Doubts are mounting about the future of the U.K.’s membership in the European Union, but you wouldn’t know it from the country’s stocks. Rather than being punished for a lack of certainty, they’ve become the most expensive ever relative to others in the region.
The valuation of companies in the FTSE 350 Index climbed to 15.5 times estimated earnings on Tuesday, 7 percent more than for Stoxx Europe 600 Index members. That’s the biggest premium since data going back to 2005. While still down for the year, U.K. shares are beating everything else in Europe, and traders are expecting the market will remain less volatile.
The discrepancy shows how little the so-called Brexit issue has bothered U.K. investors, partly due to the makeup of the London market, where energy and commodity companies have twice the presence as elsewhere in Europe. Along with a weakening pound, it’s adding up to a boon for a market that has trailed the region for the last four years.
“The rebound in metals and energy prices has really helped the U.K. market this year,” said Guy Foster, the head of research at Brewin Dolphin in London. “If you are going to get any big impact from ‘Brexit,’ it’s going to be a weakness in sterling, which will be supportive of U.K. equities.” The FTSE 350, a broader measure of U.K. stocks than the FTSE 100 Index, slipped 2.7 percent this year through Tuesday, compared with a 10 percent plunge in the Stoxx 600. That marks a reversal from a trend that began in 2012, when the high weightings in miners and energy companies then hurt U.K. equities. This year, Anglo American Plc, Glencore Plc and Randgold Resources Ltd. have risen the most in the region, with gains of more than 50
Bets against U.K. stocks have also fallen. Average short interest for FTSE 350 companies has dropped almost every week since Prime Minister David Cameron said in February Britain will hold a referendum on its EU membership, according to data from Markit Ltd. That means traders are either discounting the possibility of an exit or betting it won’t be as devastating as previously feared, said Simon Colvin, an analyst at the research firm.
While equity investors have remained relatively calm, the Bank of England has put the risk of a “Brexit” following the June 23 vote at the top of its list of near-term domestic threats. Data on Tuesday showed the nation’s expansion slowed in the first quarter, and growth will remain subdued in the next three months, according to Markit Economics.
Some stocks have already started to feel the repercussions. A JPMorgan Chase & Co. index tracking the companies deemed the most at risk has plunged 16 percent this year through Tuesday, reaching its lowest level since 2013 relative to the FTSE 350. The measure comprises 11 members, including retailer Next Plc and lenders Barclays Plc and Royal Bank of Scotland Group Plc.
Still, the equity market isn’t showing signs of panic, with a gauge of U.K. volatility up just 7.7 percent this year, compared with a 20 percent jump for a euro-area measure. That’s a different story for the pound, for which traders are preparing for more turmoil ahead. But with the currency down against all of its major peers this year, the nation’s exporters are suddenly looking more attractive.

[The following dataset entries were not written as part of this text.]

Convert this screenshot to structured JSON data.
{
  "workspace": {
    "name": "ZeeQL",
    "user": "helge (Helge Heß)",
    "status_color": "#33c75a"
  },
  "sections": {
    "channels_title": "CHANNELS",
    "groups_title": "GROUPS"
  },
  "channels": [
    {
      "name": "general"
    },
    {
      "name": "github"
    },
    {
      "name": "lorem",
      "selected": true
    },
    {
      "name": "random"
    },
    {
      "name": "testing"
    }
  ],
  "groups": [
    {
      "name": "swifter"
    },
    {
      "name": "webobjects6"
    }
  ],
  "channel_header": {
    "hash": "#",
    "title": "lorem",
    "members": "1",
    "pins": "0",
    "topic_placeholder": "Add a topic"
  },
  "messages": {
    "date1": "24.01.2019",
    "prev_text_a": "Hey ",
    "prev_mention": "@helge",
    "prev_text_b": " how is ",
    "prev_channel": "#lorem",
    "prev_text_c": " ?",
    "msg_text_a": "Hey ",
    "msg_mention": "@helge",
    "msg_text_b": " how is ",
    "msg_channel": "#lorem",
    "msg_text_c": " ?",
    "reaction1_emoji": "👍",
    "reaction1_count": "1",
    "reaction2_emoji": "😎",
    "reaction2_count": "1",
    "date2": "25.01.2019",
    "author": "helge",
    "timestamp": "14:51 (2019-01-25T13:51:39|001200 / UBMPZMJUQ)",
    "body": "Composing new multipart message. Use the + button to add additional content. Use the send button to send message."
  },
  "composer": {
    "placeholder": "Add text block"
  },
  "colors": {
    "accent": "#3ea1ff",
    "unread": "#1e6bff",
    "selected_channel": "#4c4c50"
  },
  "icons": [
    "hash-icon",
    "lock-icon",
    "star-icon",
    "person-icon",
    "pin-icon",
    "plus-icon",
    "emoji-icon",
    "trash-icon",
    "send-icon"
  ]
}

“The U.K. index is a very international index” said Clive Beagles, a senior fund manager at JO Hambro Capital Management in London.